“India will go on...” That was what R.K. Narayan told V.S. Naipaul about the future of India. Soon after sitting among the ruins of the Hindu kingdom of Vijayanagar, Naipaul found it impossible to associate the past grandeur with the present squalor he saw in Hospet, a town not far from the ruins. He called it an unending nullity of the peasant-serf countryside. It was as if nothing had existed that spoke directly to the fabulous history and he wondered about the intellectual depletion that must have come to India with invasions and conquests of the last thousand years. What happened in Vijayanagar has happened in other parts of the country in varying degrees.
In the north ruin lay on ruin; Moslem ruin on Hindu ruin, Moslem on Moslem. In history books, in the accounts of wars and conquests and plunder, the intellectual depletion passes unnoticed. India absorbs and outlasts its conquerors, Indians say. But at Vijayanagar, one wondered whether intellectually for a thousand years India hadn’t always retreated before its conquerors and whether, in its periods of apparent revival, India hadn’t been making itself archaic again, intellectually smaller, always vulnerable.
The bitter subjection of India by the British led to the rekindling of intellectual recruitment when Indian nationalism proclaimed the Indian past; religion was inextricably mixed with political awakening. But there was always a contradiction between the archaism of national pride and the promise of the new. The contradiction has at last cracked the civilization open.

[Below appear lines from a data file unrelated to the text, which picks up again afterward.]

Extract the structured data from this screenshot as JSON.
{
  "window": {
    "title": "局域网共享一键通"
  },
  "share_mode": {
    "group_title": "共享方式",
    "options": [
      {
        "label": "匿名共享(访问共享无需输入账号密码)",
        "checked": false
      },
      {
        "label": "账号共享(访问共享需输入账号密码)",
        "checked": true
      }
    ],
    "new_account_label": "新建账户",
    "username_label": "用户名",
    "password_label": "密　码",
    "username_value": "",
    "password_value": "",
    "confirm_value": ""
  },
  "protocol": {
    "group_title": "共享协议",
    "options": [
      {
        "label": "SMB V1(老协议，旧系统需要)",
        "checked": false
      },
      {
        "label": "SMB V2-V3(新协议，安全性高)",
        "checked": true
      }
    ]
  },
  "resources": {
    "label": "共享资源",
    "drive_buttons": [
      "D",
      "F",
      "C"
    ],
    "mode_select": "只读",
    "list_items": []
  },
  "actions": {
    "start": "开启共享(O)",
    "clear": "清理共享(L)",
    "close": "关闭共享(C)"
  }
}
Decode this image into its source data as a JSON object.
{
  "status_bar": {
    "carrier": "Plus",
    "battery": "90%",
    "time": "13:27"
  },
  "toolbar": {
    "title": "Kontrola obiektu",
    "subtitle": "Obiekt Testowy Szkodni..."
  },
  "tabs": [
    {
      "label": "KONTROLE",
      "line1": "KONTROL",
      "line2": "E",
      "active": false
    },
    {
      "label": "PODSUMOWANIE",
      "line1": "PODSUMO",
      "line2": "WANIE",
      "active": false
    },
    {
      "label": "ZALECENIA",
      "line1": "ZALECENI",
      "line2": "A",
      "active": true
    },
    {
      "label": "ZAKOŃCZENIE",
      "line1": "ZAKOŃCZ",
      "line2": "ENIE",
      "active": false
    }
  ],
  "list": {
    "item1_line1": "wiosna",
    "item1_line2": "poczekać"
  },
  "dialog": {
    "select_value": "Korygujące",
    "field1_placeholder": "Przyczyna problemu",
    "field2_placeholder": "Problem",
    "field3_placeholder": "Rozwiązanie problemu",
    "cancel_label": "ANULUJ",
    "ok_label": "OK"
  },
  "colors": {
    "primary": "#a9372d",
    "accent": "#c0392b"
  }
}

The turbulence in India hasn’t come from foreign invasion or conquest; it has been generated from within. India cannot respond in her old way, by a further retreat into archaism. Her borrowed institutions worked like borrowed institutions, but archaic India can provide no substitutions for the press, parliament, and courts. The crisis of India is not only political or economic. The larger crisis is of a wounded old civilization that has, at last, become aware of its inadequacies and is without the intellectual means to move ahead.
Naipaul wouldn’t be off the mark if he were to repeat his opinion on the political turbulence that is rocking India now. After seventy years of democracy, India is still in the throes of civilizational strife where Hindus and Moslems are pitted against each other.

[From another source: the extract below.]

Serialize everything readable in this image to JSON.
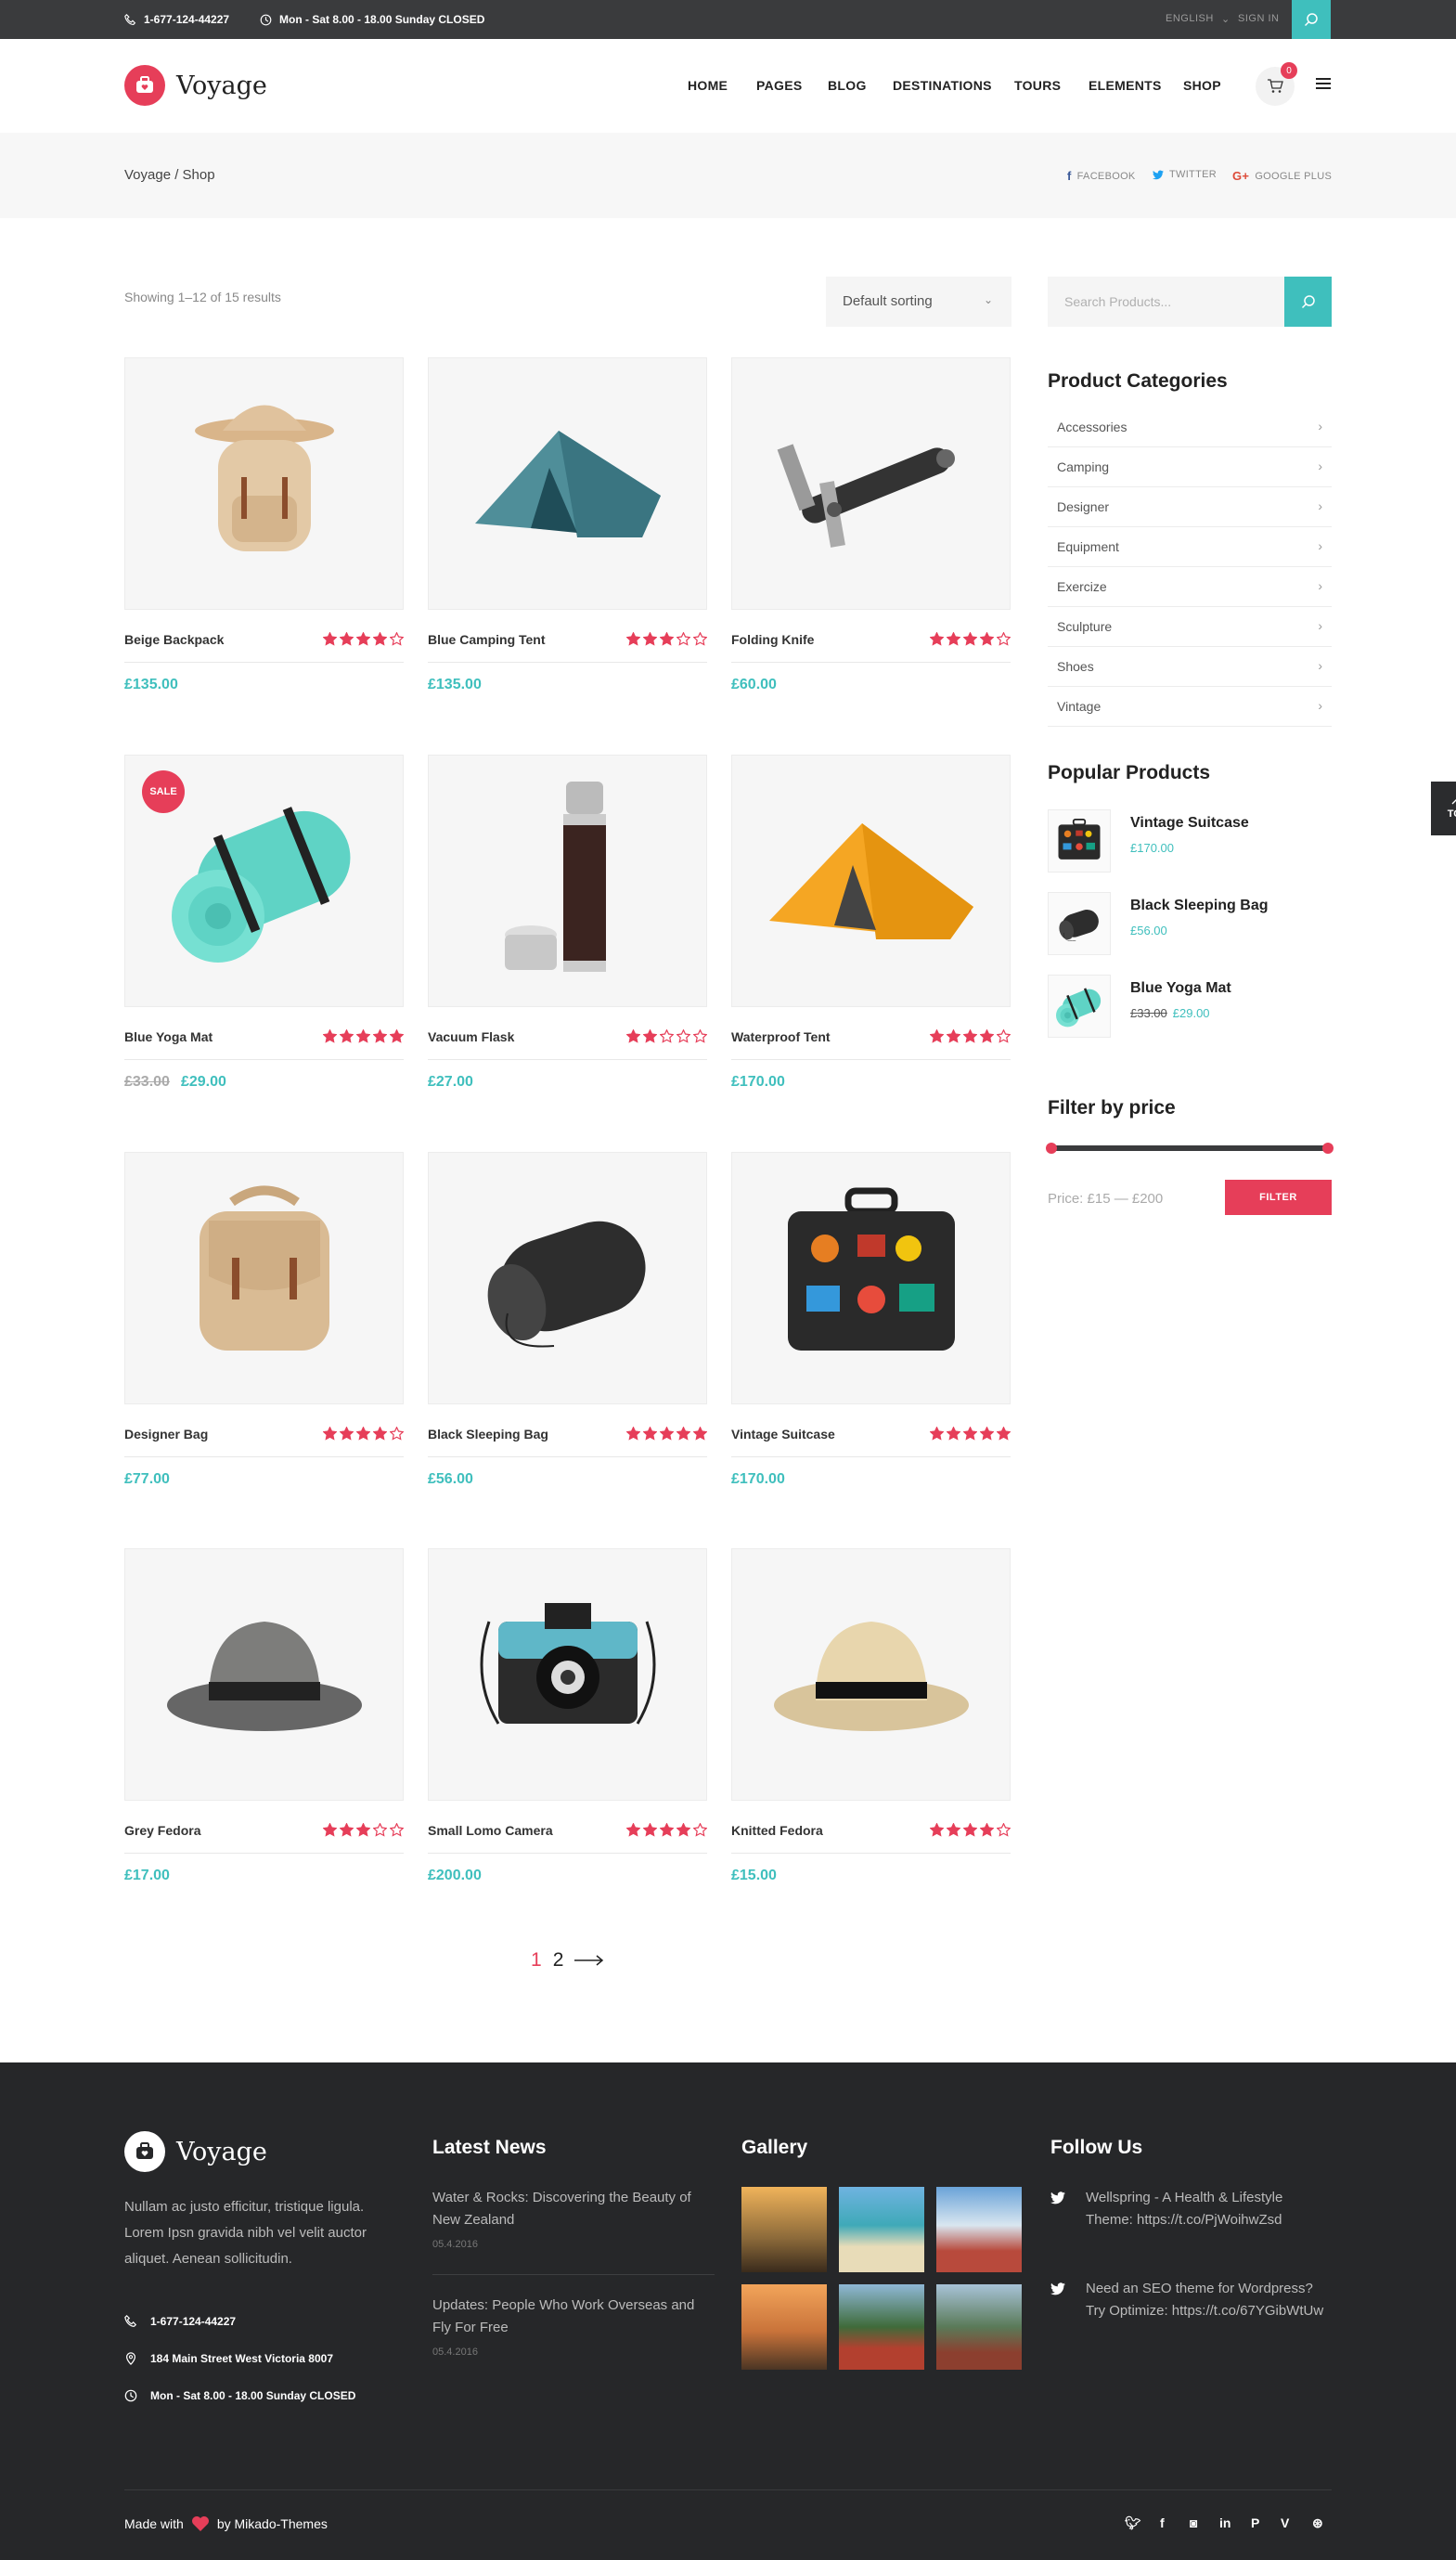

National pride and the ideology of religion cannot but take the place of democratic institutions and processes. Taking on big-ticket entry into democracy demands intellectual discourse and the ability to find common grounds even when you have absolute power. Progressive political parties having lost arguments of their own ideology two decades ago have co-opted political Islam to stay afloat and claw back into power. However, the disproportionate power they wield in media and academia has come to bear as a corrosive agent preventing honest intellectual inquiry.
* A wounded civilization - V.S. Naipaul